-- Data records follows --

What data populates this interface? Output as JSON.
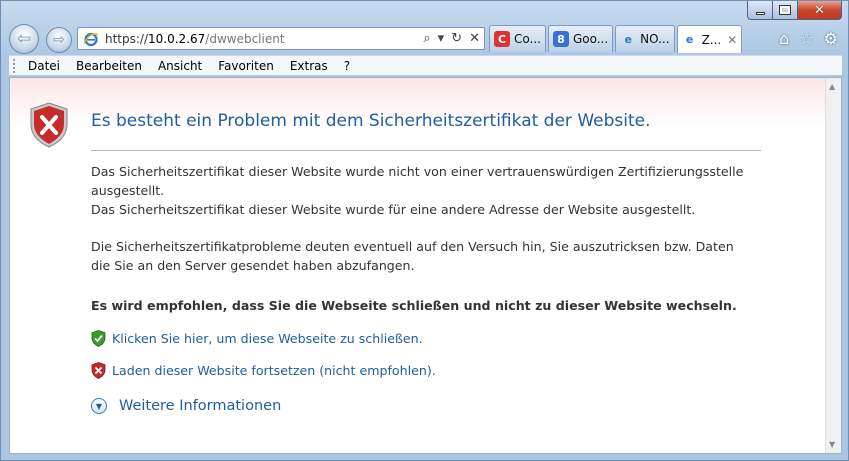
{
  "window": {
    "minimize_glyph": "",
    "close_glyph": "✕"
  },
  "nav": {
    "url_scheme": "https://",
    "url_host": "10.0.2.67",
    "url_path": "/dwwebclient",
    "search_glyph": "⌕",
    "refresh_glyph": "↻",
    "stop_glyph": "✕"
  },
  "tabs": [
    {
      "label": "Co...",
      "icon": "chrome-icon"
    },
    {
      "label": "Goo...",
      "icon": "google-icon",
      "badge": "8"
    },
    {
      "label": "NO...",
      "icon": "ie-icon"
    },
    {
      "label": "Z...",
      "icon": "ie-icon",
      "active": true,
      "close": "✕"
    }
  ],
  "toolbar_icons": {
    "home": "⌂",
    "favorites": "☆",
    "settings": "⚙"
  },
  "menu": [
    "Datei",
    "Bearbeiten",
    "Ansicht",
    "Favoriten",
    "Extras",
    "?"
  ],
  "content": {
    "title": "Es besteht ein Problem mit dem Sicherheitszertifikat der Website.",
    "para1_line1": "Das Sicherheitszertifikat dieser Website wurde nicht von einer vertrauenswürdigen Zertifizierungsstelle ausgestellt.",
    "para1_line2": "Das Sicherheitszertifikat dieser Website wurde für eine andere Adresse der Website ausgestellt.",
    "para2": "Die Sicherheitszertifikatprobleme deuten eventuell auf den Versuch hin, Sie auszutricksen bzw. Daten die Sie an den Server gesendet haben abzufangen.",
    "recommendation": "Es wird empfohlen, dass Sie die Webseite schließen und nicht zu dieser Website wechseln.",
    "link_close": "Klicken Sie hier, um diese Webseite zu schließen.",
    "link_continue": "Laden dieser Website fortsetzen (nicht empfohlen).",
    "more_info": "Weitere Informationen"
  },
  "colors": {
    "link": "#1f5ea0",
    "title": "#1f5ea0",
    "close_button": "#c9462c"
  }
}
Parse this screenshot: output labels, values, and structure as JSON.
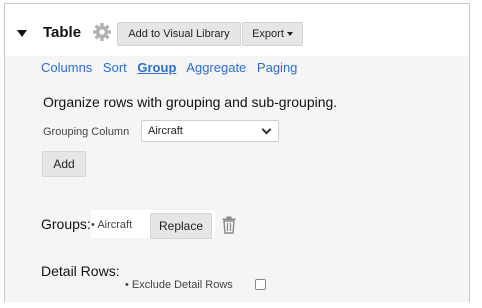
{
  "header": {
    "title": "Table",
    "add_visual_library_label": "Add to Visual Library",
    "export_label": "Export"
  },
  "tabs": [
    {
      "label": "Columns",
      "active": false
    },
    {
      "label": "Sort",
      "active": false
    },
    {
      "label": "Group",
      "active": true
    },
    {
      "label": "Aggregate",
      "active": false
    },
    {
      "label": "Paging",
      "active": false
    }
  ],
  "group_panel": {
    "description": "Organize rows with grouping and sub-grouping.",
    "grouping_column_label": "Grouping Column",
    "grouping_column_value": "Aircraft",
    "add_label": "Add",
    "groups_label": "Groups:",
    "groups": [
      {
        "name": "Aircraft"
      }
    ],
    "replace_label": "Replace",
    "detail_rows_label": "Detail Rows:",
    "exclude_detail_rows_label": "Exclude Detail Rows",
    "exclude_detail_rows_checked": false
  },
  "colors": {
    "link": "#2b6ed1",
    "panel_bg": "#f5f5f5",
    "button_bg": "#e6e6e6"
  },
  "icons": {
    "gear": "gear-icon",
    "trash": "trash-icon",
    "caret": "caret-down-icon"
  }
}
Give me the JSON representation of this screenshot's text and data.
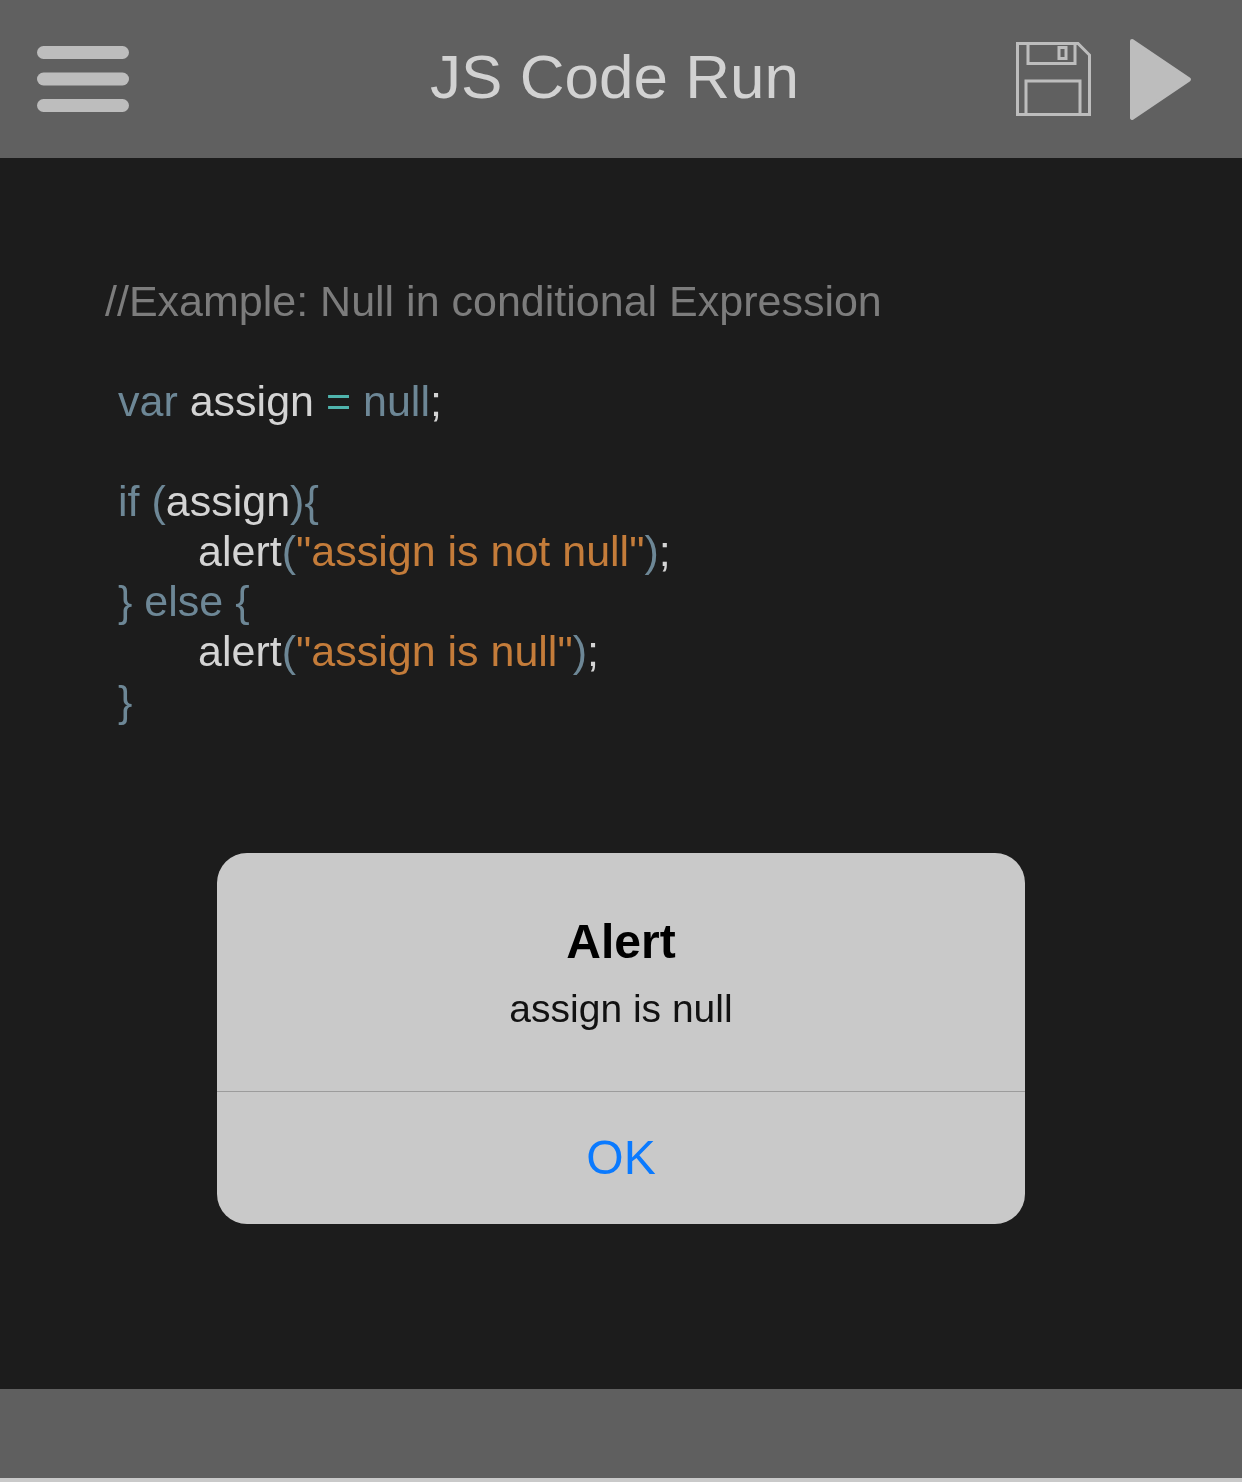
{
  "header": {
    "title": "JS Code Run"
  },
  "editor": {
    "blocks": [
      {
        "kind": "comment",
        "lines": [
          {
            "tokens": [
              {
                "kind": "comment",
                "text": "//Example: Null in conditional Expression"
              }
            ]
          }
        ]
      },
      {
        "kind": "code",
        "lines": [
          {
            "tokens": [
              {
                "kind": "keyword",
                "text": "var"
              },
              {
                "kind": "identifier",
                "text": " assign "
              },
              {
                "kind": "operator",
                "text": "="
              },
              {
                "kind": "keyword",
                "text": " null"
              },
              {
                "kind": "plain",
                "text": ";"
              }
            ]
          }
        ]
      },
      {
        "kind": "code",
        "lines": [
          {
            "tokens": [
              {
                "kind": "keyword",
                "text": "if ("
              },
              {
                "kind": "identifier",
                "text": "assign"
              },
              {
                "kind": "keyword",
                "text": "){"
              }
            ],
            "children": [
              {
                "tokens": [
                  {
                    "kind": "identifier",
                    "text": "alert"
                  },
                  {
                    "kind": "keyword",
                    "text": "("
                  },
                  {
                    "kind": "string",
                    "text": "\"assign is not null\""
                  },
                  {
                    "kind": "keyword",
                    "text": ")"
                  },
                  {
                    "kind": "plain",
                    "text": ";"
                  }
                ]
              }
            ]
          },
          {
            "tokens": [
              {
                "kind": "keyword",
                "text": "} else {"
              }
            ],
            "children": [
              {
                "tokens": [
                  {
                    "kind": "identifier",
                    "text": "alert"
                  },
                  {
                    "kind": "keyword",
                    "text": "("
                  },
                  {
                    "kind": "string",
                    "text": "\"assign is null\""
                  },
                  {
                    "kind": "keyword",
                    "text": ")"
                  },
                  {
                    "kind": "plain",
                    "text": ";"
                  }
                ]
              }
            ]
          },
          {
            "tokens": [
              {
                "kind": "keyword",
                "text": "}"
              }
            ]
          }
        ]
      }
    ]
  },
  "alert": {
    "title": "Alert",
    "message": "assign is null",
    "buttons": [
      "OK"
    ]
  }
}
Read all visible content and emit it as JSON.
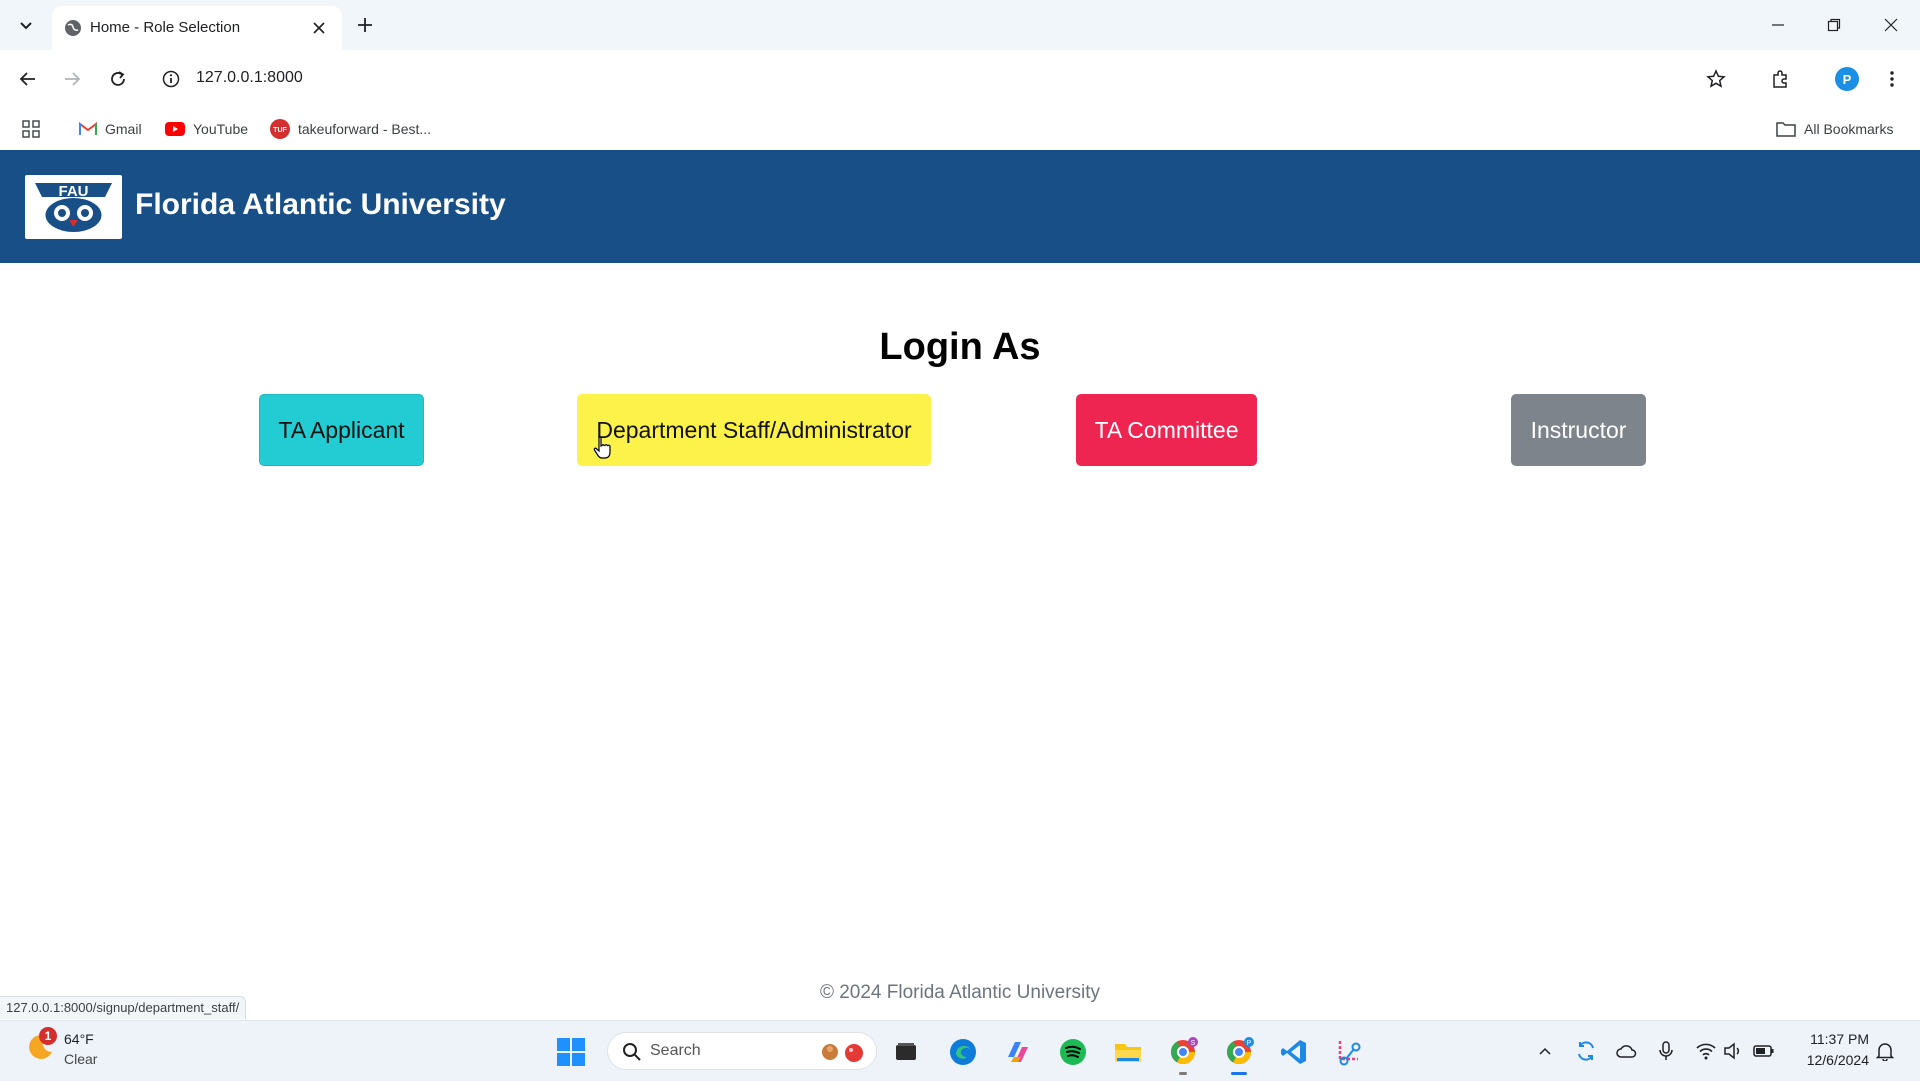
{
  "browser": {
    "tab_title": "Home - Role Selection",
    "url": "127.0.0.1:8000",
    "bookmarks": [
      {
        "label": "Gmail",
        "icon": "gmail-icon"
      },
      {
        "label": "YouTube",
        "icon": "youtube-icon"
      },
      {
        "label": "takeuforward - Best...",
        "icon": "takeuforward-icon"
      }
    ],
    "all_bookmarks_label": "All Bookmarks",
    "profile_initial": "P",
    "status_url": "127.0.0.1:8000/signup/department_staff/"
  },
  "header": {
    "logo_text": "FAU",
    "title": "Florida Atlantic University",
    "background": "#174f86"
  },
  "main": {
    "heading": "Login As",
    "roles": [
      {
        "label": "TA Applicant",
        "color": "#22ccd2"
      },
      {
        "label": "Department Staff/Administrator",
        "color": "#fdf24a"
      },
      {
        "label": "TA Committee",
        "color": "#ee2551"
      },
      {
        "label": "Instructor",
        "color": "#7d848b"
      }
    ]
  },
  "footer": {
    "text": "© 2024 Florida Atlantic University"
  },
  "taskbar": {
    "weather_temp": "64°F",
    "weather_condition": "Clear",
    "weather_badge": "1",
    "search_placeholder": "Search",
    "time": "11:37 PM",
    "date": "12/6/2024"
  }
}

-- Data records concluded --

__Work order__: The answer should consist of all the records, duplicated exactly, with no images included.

__Your solution__:
What data populates this interface? Output as JSON.
{
  "window": {
    "minimize_glyph": "",
    "close_glyph": "✕"
  },
  "nav": {
    "url_scheme": "https://",
    "url_host": "10.0.2.67",
    "url_path": "/dwwebclient",
    "search_glyph": "⌕",
    "refresh_glyph": "↻",
    "stop_glyph": "✕"
  },
  "tabs": [
    {
      "label": "Co...",
      "icon": "chrome-icon"
    },
    {
      "label": "Goo...",
      "icon": "google-icon",
      "badge": "8"
    },
    {
      "label": "NO...",
      "icon": "ie-icon"
    },
    {
      "label": "Z...",
      "icon": "ie-icon",
      "active": true,
      "close": "✕"
    }
  ],
  "toolbar_icons": {
    "home": "⌂",
    "favorites": "☆",
    "settings": "⚙"
  },
  "menu": [
    "Datei",
    "Bearbeiten",
    "Ansicht",
    "Favoriten",
    "Extras",
    "?"
  ],
  "content": {
    "title": "Es besteht ein Problem mit dem Sicherheitszertifikat der Website.",
    "para1_line1": "Das Sicherheitszertifikat dieser Website wurde nicht von einer vertrauenswürdigen Zertifizierungsstelle ausgestellt.",
    "para1_line2": "Das Sicherheitszertifikat dieser Website wurde für eine andere Adresse der Website ausgestellt.",
    "para2": "Die Sicherheitszertifikatprobleme deuten eventuell auf den Versuch hin, Sie auszutricksen bzw. Daten die Sie an den Server gesendet haben abzufangen.",
    "recommendation": "Es wird empfohlen, dass Sie die Webseite schließen und nicht zu dieser Website wechseln.",
    "link_close": "Klicken Sie hier, um diese Webseite zu schließen.",
    "link_continue": "Laden dieser Website fortsetzen (nicht empfohlen).",
    "more_info": "Weitere Informationen"
  },
  "colors": {
    "link": "#1f5ea0",
    "title": "#1f5ea0",
    "close_button": "#c9462c"
  }
}
Parse this screenshot: output labels, values, and structure as JSON.
{
  "header": {
    "title": "Table",
    "add_visual_library_label": "Add to Visual Library",
    "export_label": "Export"
  },
  "tabs": [
    {
      "label": "Columns",
      "active": false
    },
    {
      "label": "Sort",
      "active": false
    },
    {
      "label": "Group",
      "active": true
    },
    {
      "label": "Aggregate",
      "active": false
    },
    {
      "label": "Paging",
      "active": false
    }
  ],
  "group_panel": {
    "description": "Organize rows with grouping and sub-grouping.",
    "grouping_column_label": "Grouping Column",
    "grouping_column_value": "Aircraft",
    "add_label": "Add",
    "groups_label": "Groups:",
    "groups": [
      {
        "name": "Aircraft"
      }
    ],
    "replace_label": "Replace",
    "detail_rows_label": "Detail Rows:",
    "exclude_detail_rows_label": "Exclude Detail Rows",
    "exclude_detail_rows_checked": false
  },
  "colors": {
    "link": "#2b6ed1",
    "panel_bg": "#f5f5f5",
    "button_bg": "#e6e6e6"
  },
  "icons": {
    "gear": "gear-icon",
    "trash": "trash-icon",
    "caret": "caret-down-icon"
  }
}
Give me the JSON representation of this screenshot's text and data.
{
  "header": {
    "title": "JS Code Run"
  },
  "editor": {
    "blocks": [
      {
        "kind": "comment",
        "lines": [
          {
            "tokens": [
              {
                "kind": "comment",
                "text": "//Example: Null in conditional Expression"
              }
            ]
          }
        ]
      },
      {
        "kind": "code",
        "lines": [
          {
            "tokens": [
              {
                "kind": "keyword",
                "text": "var"
              },
              {
                "kind": "identifier",
                "text": " assign "
              },
              {
                "kind": "operator",
                "text": "="
              },
              {
                "kind": "keyword",
                "text": " null"
              },
              {
                "kind": "plain",
                "text": ";"
              }
            ]
          }
        ]
      },
      {
        "kind": "code",
        "lines": [
          {
            "tokens": [
              {
                "kind": "keyword",
                "text": "if ("
              },
              {
                "kind": "identifier",
                "text": "assign"
              },
              {
                "kind": "keyword",
                "text": "){"
              }
            ],
            "children": [
              {
                "tokens": [
                  {
                    "kind": "identifier",
                    "text": "alert"
                  },
                  {
                    "kind": "keyword",
                    "text": "("
                  },
                  {
                    "kind": "string",
                    "text": "\"assign is not null\""
                  },
                  {
                    "kind": "keyword",
                    "text": ")"
                  },
                  {
                    "kind": "plain",
                    "text": ";"
                  }
                ]
              }
            ]
          },
          {
            "tokens": [
              {
                "kind": "keyword",
                "text": "} else {"
              }
            ],
            "children": [
              {
                "tokens": [
                  {
                    "kind": "identifier",
                    "text": "alert"
                  },
                  {
                    "kind": "keyword",
                    "text": "("
                  },
                  {
                    "kind": "string",
                    "text": "\"assign is null\""
                  },
                  {
                    "kind": "keyword",
                    "text": ")"
                  },
                  {
                    "kind": "plain",
                    "text": ";"
                  }
                ]
              }
            ]
          },
          {
            "tokens": [
              {
                "kind": "keyword",
                "text": "}"
              }
            ]
          }
        ]
      }
    ]
  },
  "alert": {
    "title": "Alert",
    "message": "assign is null",
    "buttons": [
      "OK"
    ]
  }
}
Read all visible content and emit it as JSON.
{
  "browser": {
    "tab_title": "Home - Role Selection",
    "url": "127.0.0.1:8000",
    "bookmarks": [
      {
        "label": "Gmail",
        "icon": "gmail-icon"
      },
      {
        "label": "YouTube",
        "icon": "youtube-icon"
      },
      {
        "label": "takeuforward - Best...",
        "icon": "takeuforward-icon"
      }
    ],
    "all_bookmarks_label": "All Bookmarks",
    "profile_initial": "P",
    "status_url": "127.0.0.1:8000/signup/department_staff/"
  },
  "header": {
    "logo_text": "FAU",
    "title": "Florida Atlantic University",
    "background": "#174f86"
  },
  "main": {
    "heading": "Login As",
    "roles": [
      {
        "label": "TA Applicant",
        "color": "#22ccd2"
      },
      {
        "label": "Department Staff/Administrator",
        "color": "#fdf24a"
      },
      {
        "label": "TA Committee",
        "color": "#ee2551"
      },
      {
        "label": "Instructor",
        "color": "#7d848b"
      }
    ]
  },
  "footer": {
    "text": "© 2024 Florida Atlantic University"
  },
  "taskbar": {
    "weather_temp": "64°F",
    "weather_condition": "Clear",
    "weather_badge": "1",
    "search_placeholder": "Search",
    "time": "11:37 PM",
    "date": "12/6/2024"
  }
}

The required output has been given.